◆ **EXERCISE PROMPT**
Could you return every line of the records below that contains the word "this"?

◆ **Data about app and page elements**
****************

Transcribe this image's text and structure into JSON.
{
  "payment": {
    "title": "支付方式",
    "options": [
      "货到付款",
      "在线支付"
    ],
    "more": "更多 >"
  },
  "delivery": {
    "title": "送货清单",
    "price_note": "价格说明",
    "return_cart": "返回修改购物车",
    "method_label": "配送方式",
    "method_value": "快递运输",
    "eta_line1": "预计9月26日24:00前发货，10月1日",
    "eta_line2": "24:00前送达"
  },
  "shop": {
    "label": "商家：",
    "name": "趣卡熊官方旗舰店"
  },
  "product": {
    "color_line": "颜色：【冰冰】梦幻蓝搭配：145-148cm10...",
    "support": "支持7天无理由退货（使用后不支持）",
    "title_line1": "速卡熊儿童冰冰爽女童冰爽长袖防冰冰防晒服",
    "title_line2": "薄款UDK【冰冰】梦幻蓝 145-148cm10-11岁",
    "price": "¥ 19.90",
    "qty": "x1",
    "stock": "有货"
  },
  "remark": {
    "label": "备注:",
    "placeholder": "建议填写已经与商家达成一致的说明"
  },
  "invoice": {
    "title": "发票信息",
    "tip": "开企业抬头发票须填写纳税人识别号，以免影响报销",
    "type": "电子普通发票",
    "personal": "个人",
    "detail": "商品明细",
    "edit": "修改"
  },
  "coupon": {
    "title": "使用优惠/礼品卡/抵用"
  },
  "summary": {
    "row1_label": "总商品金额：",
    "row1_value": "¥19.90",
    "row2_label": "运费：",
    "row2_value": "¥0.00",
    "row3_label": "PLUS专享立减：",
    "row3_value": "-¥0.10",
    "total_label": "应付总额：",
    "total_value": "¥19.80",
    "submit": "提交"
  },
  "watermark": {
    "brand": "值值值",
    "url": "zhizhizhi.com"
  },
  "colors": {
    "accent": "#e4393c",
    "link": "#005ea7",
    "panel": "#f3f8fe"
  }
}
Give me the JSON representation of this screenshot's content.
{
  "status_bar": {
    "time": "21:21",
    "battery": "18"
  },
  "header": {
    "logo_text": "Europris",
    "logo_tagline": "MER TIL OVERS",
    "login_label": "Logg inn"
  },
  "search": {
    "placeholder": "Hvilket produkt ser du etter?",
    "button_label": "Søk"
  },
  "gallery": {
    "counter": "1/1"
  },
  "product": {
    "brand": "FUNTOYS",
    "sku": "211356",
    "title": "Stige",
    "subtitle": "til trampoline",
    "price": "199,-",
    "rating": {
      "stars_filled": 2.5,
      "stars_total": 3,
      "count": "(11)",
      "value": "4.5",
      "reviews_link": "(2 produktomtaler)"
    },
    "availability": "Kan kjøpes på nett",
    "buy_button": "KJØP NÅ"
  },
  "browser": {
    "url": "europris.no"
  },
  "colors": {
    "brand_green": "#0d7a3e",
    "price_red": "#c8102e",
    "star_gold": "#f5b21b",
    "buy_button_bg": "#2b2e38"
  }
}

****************

◆ **TASK ANSWER**
Transcribe this image's text and structure into JSON.
Give me the JSON representation of this screenshot's content.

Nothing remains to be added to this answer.